Lawrence Livermore National Laboratory
Citation: For the development of first-principles approaches that include electron-hole interaction effects in the prediction of optical absorption in materials, the properties of matter under extreme environments, and the prediction of carbon nanotube properties.

Chandrasekharan, Shailesh [2018]
Duke University
Citation: For developing new ideas to solve sign problems in strongly correlated massless Dirac fermion systems, and for constructing new fermion Monte Carlo algorithms that have helped to accurately study fermionic quantum critical behavior in 2+1 dimensions and to discover exotic quantum critical points.

Elder, Ken [2018]
Oakland University
Citation: For groundbreaking contributions to the field of computational materials physics, his insights into growth phenomena, moving boundary and interface problems, pattern formation and the development of phase field crystal modeling.

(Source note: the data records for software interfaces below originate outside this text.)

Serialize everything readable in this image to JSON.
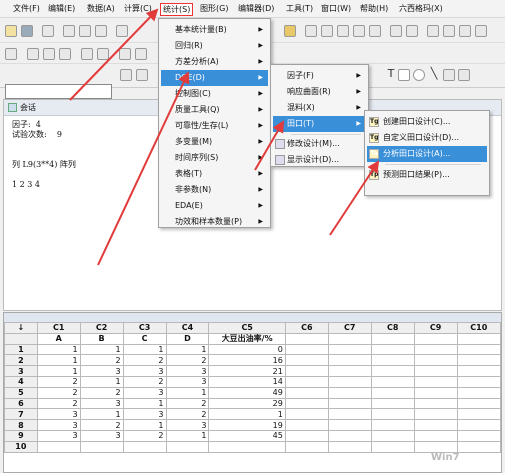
{
  "menubar": [
    "文件(F)",
    "编辑(E)",
    "数据(A)",
    "计算(C)",
    "统计(S)",
    "图形(G)",
    "编辑器(D)",
    "工具(T)",
    "窗口(W)",
    "帮助(H)",
    "六西格玛(X)"
  ],
  "stat_menu": {
    "items": [
      "基本统计量(B)",
      "回归(R)",
      "方差分析(A)",
      "DOE(D)",
      "控制图(C)",
      "质量工具(Q)",
      "可靠性/生存(L)",
      "多变量(M)",
      "时间序列(S)",
      "表格(T)",
      "非参数(N)",
      "EDA(E)",
      "功效和样本数量(P)"
    ],
    "selected": "DOE(D)"
  },
  "doe_menu": {
    "items": [
      "因子(F)",
      "响应曲面(R)",
      "混料(X)",
      "田口(T)",
      "修改设计(M)...",
      "显示设计(D)..."
    ],
    "selected": "田口(T)"
  },
  "taguchi_menu": {
    "items": [
      "创建田口设计(C)...",
      "自定义田口设计(D)...",
      "分析田口设计(A)...",
      "预测田口结果(P)..."
    ],
    "selected": "分析田口设计(A)...",
    "icons": [
      "Tg",
      "Tg",
      "Ta",
      "Tp"
    ]
  },
  "session": {
    "title": "会话",
    "lines": "因子:  4\n试验次数:    9\n\n\n列 L9(3**4) 阵列\n\n1 2 3 4"
  },
  "worksheet": {
    "columns": [
      "C1",
      "C2",
      "C3",
      "C4",
      "C5",
      "C6",
      "C7",
      "C8",
      "C9",
      "C10"
    ],
    "names": [
      "A",
      "B",
      "C",
      "D",
      "大豆出油率/%",
      "",
      "",
      "",
      "",
      ""
    ],
    "rows": [
      [
        1,
        1,
        1,
        1,
        0
      ],
      [
        1,
        2,
        2,
        2,
        16
      ],
      [
        1,
        3,
        3,
        3,
        21
      ],
      [
        2,
        1,
        2,
        3,
        14
      ],
      [
        2,
        2,
        3,
        1,
        49
      ],
      [
        2,
        3,
        1,
        2,
        29
      ],
      [
        3,
        1,
        3,
        2,
        1
      ],
      [
        3,
        2,
        1,
        3,
        19
      ],
      [
        3,
        3,
        2,
        1,
        45
      ],
      [
        "",
        "",
        "",
        "",
        ""
      ]
    ]
  },
  "watermark": "Win7"
}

Habib, Salman [2018]
Argonne National Laboratory
Citation: For outstanding contributions and leadership in the study of quantum-to-classical transitions in nonlinear dynamical systems and the development of the Hybrid/Hardware Accelerated Cosmology Code providing the most detailed simulations of the universe using the world's most advanced supercomputers.

Turchi, Patrice E.A. [2018]
Lawrence Livermore National Laboratory
Citation: For outstanding contributions in developing electronic structure methods with application to thermodynamic stability, order-disorder phenomena, and phase transformations for a broad class of materials, and for impact in the areas of computational thermodynamics and alloy design.

Zhang, Ruiqin [2018]
City University of Hong Kong
Citation: For path-breaking contributions to the development of quantum-mechanical many-body methods as well as modeling and simulation of large electronic systems such as those with nanosurfaces, promoting their applications in the fields of environment, energy, biology and medicine.